«The other people in the bunker, they’ll be taking their cue on how to react from you. If you’re calm and brave, others will try to be as well. If you panic, it could spread like wildfire,» explains Plutarch. I just stare at him. «Fire is catching, so to speak,» he continues, as if I’m being slow on the uptake.
«Why don’t I just pretend I’m on camera, Plutarch?» I say.
«Yes! Perfect. One is always much braver with an audience,» he says. «Look at the courage Peeta just displayed!»
It’s all I can do not to slap him.
«I’ve got to get back to Coin before lockdown. You keep up the good work!» he says, and then heads off.

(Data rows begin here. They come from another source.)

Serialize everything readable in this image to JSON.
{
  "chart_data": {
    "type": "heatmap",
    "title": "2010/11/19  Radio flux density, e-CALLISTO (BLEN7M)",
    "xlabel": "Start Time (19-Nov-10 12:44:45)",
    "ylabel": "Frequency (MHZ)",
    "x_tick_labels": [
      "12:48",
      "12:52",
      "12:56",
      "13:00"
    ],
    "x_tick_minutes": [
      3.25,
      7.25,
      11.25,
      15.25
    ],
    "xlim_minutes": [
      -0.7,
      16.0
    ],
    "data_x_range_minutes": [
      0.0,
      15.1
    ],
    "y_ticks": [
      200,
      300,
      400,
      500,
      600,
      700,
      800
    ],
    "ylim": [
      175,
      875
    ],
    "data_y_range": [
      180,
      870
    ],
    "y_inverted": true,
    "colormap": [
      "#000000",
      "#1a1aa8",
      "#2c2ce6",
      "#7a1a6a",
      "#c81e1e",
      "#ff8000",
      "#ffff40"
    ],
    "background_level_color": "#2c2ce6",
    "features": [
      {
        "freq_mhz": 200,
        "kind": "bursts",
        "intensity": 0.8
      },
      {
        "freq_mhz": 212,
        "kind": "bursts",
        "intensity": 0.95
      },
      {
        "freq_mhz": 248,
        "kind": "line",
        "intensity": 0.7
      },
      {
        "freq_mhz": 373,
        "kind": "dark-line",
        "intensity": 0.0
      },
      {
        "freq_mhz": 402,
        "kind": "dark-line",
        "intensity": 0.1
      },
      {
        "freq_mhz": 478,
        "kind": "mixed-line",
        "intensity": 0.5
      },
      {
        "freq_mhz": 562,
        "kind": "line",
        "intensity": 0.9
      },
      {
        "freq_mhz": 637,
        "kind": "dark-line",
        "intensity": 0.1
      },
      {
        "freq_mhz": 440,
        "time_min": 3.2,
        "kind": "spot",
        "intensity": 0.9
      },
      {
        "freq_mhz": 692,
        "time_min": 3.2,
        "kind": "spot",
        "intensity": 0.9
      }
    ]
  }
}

I cross to the big letter E posted on the wall. Our space consists of a twelve-by-twelve-foot square of stone floor delineated by painted lines. Carved into the wall are two bunks—one of us will be sleeping on the floor—and a ground-level cube space for storage. A piece of white paper, coated in clear plastic, reads BUNKERPROTOCOL . I stare fixedly at the little black specks on the sheet. For a while, they’re obscured by the residual blood droplets that I can’t seem to wipe from my vision. Slowly, the words come into focus. The first section is entitled «On Arrival.»
1. Make sure all members of your Compartment are accounted for.
My mother and Prim haven’t arrived, but I was one of the first people to reach the bunker. Both of them are probably helping to relocate hospital patients.
2. Go to the Supply Station and secure one pack for each member of your Compartment. Ready your Living Area. Return pack(s).
I scan the cavern until I locate the Supply Station, a deep room set off by a counter. People wait behind it, but there’s not a lot of activity there yet. I walk over, give our compartment letter, and request three packs. A man checks a sheet, pulls the specified packs from shelving, and swings them up onto the counter. After sliding one on my back and getting a grip on the other two with my hands, I turn to find a group rapidly forming behind me. «Excuse me,» I say as I carry my supplies through the others. Is it a matter of timing? Or is Plutarch right? Are these people modeling their behavior on mine?
Back at our space, I open one of the packs to find a thin mattress, bedding, two sets of gray clothing, a toothbrush, a comb, and a flashlight. On examining the contents of the other packs, I find the only discernible difference is that they contain both gray and white outfits. The latter will be for my mother and Prim, in case they have medical duties. After I make up the beds, store the clothes, and return the backpacks, I’ve got nothing to do but observe the last rule.